Americanah is a novel with great deal of vitally important things to say about the role of race and gender in America juxtaposed with class and gender in Nigeria. What is Americanah? It is the way of being that Nigerians bring back to Nigeria after being in America for a prolonged period of time. In the case of Chimamanda Ngozi Adichie’s character Ifemelu, it is a personal feeling of loneliness and the suspicion that one no longer belongs or fits in either place. Americanah, like most of the novel, is multifaceted, and it is to Adichie’s credit that the novel carries such a firm grasp of dimensions in not only people, but ideas. Yet, it is this very dimension of the novel that is most interesting, as Ifemelu’s feelings of being trapped within what society expects of her or at the very least what she can do within society without truly upsetting the rigid structure that upholds systemic racism are what makes the novel devastating in reflection, as it is a nagging thought as to whether or not Ifemelu accomplishes her goals.
Americanah, to be clear, is the story of Ifemelu and Obinze- though Ifemelu is the major focus of the story- two young lovers in Nigeria who are separated from one another when Ifemelu begins going to school in America and Obinze must stay behind. When silence begins to grow between them due to Ifemelu’s inability to talk to Obinze about taking a small job as an escort when she was at the end of her rope financially, they each begin two distinctly different lives, Ifemelu becoming obsessed with the idea of race in America and Obinze moving to England and simply attempting to stay afloat above poverty and keep his residency legal. What is shared between them, even when they do not speak, is a shared experience of all humans: the feeling of not belonging. Both highly intelligent characters, Ifem and Obinze see through people and struggle to stay happy in a world that they cannot truly identify to people as who they truly are: Obinze due to his need to take a fake name to work in England, and Ifem, after finding a job in which she did not have to have a fake name, living a life in which she is surrounded by people who do not tell the truth as she understands it. She begins to see race as this thing that haunts every interaction Americans have.
This haunting is strange to her as a Nigerian, as she never felt her skin color beyond beauty standards until she arrived in America. As her observations and interactions with people begin to mount, she begins a blog in which she describes race relations in America from a “non-American Black’s” perspective. The posts she writes are sprinkled throughout the novel, usually at the end of chapters, with the occasional one in the middle of a chapter if it directly relates to the situation Ifem was most recently dealing with. These posts are incredibly interesting, written without jargon and with clear meaning and challenging intent. Yet, I cannot help but wonder if the structure in which they are present could be used more effectively. Often they simply appear, as from thin air, at the end of a chapter. At times they directly relate to the situation at hand, but other moments, despite how interesting they are, a read may find themselves puzzled as to why the post is necessarily here or there.
And in the end, this is perhaps the main issue I kept having with Americanah, that I did not understand the structure of it. It did not read much like a novel as much as it did a collection of happenings to someone.

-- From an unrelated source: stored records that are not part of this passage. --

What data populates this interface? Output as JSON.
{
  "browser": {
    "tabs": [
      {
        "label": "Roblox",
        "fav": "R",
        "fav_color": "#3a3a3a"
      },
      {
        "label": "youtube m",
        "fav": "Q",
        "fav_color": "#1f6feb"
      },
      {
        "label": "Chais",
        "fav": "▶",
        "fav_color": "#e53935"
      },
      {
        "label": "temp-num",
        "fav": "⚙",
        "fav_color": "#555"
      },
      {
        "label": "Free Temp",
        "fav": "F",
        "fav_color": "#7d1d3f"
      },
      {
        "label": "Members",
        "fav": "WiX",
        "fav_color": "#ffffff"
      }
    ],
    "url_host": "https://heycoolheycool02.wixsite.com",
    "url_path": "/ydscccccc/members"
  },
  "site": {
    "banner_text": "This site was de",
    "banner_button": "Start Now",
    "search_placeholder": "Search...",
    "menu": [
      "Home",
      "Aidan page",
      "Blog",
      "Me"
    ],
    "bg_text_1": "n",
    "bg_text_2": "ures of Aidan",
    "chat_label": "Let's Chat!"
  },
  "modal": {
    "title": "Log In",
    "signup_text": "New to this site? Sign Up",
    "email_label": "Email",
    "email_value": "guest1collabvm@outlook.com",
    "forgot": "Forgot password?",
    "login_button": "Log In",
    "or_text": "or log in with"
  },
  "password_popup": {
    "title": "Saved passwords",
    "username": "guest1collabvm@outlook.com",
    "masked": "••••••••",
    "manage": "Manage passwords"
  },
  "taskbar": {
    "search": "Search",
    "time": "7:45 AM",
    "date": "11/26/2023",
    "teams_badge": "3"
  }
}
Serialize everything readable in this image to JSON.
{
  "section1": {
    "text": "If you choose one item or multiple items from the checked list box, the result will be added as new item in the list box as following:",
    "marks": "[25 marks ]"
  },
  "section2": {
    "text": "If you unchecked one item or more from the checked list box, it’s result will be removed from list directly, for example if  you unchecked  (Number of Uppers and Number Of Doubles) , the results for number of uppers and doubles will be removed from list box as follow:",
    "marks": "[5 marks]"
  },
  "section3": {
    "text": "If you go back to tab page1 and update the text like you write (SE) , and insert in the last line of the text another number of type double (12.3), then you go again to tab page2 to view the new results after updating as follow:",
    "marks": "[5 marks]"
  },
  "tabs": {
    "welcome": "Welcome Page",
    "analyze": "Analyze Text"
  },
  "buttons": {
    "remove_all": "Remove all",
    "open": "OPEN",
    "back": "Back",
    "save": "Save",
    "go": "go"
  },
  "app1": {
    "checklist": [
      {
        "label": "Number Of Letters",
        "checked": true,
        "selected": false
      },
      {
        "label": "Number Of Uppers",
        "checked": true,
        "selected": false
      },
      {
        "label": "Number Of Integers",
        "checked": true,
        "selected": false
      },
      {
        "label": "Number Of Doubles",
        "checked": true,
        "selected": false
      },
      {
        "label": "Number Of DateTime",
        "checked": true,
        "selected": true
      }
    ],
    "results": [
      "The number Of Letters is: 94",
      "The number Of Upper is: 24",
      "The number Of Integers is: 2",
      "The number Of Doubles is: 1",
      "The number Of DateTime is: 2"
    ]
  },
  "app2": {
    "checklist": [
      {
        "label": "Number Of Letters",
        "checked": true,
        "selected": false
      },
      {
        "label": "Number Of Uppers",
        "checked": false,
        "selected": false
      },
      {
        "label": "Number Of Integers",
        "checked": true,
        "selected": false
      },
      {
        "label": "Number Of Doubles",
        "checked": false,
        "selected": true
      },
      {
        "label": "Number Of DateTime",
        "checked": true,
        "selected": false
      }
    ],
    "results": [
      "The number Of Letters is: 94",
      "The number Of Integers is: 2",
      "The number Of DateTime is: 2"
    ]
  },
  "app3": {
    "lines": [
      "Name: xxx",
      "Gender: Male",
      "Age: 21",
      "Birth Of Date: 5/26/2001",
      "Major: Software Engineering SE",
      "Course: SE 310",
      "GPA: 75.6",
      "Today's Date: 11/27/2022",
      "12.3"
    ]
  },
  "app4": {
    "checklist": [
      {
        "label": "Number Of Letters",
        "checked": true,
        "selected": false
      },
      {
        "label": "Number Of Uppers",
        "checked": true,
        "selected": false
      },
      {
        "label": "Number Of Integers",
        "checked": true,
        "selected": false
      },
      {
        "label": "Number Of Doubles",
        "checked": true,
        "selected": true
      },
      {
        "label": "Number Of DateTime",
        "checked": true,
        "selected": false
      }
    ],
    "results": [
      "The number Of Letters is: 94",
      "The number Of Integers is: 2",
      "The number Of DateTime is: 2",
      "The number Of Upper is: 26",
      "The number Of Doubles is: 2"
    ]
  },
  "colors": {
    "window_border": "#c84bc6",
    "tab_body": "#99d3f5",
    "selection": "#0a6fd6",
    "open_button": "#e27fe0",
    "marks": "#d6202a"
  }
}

Ifemelu was a great character to be around and learn from, but when the novel left her for Obinze, even for a just a chapter or two, it undeniably lost some of its steam. Obinze really maintained his interest only around Ifemelu, who was truly the electric character of the novel. While I appreciated the actual love story of Ifem and Obinze, I also think it was irrelevant. That if Obinze did not exist in the novel, I’m not sure the novel changes that much. If anything it becomes better. But, this is essentially the point of Americanah, what is Ifem to do when the only place she has ever belonged whatsoever was in the company of Obinze? Americanah, once one has adopted it, is nearly a perpetual state of being an outsider, whether it be around American people of color or Nigerian.
Americanah, while having its faults in my eyes, is most importantly a challenging novel. Not in the way that the novels such as Gravity’s Rainbow or Ulysses are, but in what it is about. In a way few writings do, it cuts to the heart of the matter on American racism and class structure in a way that many will not only find upsetting, but will likely cause real, tangible anger. In that sense, it does exactly what art is supposed to be doing: challenging and changing us, provoking some sort of response to a call we may or may not be ready to hear.
Recommended to: Those with real interest in racism in America. Do not step into Americanah expecting a story that will sweep you away, if anything the novel has no plot whatsoever while maintaining the aesthetic of having one. Instead, step into it expecting vignettes and meditations that can change the way you think.
Avoid as if it is a Facebook argument about the nature of the Bible: If I told anyone to avoid this I would be angry with myself. This is truly an important read that goes beyond any grumblings I have about structure of novels. What could be more irrelevant?